### Input data ###

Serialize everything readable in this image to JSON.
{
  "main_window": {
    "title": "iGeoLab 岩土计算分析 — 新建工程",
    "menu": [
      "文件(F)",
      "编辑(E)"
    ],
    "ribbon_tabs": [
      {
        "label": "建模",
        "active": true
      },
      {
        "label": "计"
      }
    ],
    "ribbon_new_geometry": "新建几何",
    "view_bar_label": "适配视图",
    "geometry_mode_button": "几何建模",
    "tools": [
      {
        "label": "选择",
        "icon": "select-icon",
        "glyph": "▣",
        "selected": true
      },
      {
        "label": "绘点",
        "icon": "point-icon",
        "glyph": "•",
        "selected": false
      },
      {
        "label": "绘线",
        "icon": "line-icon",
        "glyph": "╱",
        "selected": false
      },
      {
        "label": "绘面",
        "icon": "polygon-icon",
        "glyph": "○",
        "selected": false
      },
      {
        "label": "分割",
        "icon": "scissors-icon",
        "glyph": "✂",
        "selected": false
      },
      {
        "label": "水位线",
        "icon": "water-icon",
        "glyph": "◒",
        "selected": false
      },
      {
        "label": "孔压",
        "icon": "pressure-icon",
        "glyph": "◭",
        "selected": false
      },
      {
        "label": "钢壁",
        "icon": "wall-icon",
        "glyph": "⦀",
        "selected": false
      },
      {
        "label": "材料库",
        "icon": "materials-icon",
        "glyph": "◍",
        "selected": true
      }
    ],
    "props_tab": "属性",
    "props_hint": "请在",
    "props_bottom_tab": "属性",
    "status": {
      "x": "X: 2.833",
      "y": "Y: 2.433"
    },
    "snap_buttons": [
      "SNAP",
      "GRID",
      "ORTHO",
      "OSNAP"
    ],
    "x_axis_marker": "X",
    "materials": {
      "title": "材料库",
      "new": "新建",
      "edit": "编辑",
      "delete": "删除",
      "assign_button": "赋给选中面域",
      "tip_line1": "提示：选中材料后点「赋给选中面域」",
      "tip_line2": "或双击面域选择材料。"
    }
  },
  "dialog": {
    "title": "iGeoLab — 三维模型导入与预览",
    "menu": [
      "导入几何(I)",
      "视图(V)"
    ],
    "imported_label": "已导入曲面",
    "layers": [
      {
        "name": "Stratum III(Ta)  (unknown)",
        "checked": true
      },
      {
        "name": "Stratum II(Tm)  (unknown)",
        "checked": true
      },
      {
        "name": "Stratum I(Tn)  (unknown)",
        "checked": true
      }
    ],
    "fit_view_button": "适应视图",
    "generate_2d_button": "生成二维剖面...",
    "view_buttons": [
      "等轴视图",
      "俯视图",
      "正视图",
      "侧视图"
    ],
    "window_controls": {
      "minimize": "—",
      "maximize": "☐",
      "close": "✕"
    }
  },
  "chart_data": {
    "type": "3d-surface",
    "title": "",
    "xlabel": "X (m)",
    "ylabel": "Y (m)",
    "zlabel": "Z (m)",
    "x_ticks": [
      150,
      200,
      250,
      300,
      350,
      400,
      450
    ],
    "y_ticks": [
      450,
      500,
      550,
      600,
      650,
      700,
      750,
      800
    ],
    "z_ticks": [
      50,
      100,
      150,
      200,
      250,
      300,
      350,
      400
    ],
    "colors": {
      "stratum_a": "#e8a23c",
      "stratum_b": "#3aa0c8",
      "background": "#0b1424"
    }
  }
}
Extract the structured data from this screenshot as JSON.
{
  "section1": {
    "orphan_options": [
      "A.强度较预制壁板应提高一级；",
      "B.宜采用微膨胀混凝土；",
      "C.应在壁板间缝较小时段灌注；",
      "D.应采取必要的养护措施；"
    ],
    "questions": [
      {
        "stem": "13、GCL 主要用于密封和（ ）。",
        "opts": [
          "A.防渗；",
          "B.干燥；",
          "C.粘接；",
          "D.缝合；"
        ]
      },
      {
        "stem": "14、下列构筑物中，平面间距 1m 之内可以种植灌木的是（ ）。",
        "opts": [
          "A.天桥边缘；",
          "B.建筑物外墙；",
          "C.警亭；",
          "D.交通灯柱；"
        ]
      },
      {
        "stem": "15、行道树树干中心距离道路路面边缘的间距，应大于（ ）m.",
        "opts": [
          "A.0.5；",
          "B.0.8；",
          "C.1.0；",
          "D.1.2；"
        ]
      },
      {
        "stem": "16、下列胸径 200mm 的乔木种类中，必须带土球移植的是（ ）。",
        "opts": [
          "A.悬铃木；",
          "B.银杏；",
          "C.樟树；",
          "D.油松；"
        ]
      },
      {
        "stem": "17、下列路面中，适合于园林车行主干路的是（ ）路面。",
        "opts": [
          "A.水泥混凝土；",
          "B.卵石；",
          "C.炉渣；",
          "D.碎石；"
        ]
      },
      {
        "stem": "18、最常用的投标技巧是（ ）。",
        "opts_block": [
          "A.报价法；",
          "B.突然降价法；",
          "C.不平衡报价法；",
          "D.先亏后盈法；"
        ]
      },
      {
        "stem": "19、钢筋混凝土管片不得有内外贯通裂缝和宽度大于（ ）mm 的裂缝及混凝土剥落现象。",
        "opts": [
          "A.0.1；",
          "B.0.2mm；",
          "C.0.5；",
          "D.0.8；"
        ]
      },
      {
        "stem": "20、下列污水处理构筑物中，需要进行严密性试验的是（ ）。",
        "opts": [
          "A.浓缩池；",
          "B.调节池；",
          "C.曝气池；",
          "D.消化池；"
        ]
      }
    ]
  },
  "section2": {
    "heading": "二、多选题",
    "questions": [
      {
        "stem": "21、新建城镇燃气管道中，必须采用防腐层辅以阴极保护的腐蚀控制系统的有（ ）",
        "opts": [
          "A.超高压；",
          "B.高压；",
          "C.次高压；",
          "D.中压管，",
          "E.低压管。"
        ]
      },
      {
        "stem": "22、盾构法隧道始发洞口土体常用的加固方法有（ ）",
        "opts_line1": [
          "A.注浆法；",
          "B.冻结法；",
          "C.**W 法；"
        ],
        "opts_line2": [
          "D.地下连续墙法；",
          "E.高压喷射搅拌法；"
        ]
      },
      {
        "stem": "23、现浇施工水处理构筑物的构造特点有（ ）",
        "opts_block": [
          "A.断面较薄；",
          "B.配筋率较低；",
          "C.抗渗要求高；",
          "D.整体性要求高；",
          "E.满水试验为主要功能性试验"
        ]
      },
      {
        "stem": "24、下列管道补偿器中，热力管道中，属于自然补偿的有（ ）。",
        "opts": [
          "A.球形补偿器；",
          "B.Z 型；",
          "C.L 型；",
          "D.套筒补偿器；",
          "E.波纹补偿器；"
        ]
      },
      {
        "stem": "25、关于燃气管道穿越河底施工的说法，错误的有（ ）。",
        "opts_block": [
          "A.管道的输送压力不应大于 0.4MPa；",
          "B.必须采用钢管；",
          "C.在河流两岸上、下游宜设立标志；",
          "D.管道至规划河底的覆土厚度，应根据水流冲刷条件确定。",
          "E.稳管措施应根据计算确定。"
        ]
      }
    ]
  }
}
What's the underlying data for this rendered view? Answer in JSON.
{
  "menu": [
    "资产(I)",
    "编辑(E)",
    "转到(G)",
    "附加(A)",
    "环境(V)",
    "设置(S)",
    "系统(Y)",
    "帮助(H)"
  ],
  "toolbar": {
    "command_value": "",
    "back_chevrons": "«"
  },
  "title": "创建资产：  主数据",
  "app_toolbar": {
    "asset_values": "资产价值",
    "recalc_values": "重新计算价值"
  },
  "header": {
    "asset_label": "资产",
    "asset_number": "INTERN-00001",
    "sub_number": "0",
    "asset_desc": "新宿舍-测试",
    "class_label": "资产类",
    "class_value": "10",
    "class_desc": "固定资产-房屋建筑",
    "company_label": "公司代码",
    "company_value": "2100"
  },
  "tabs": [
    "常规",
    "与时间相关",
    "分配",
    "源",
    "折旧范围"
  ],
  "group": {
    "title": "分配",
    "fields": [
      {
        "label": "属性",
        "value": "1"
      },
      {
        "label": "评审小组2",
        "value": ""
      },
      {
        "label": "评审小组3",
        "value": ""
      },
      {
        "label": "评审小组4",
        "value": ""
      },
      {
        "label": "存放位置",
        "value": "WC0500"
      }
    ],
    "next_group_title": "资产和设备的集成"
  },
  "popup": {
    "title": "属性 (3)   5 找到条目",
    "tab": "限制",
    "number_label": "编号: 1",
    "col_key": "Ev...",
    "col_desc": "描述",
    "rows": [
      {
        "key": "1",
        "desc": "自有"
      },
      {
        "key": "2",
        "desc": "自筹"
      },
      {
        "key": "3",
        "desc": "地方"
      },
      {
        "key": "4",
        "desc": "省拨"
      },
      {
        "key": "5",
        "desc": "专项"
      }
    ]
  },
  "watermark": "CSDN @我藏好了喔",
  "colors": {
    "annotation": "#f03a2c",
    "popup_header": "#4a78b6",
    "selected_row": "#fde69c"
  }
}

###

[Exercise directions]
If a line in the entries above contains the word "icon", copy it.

[Result of the task]
        "icon": "select-icon",
        "icon": "point-icon",
        "icon": "line-icon",
        "icon": "polygon-icon",
        "icon": "scissors-icon",
        "icon": "water-icon",
        "icon": "pressure-icon",
        "icon": "wall-icon",
        "icon": "materials-icon",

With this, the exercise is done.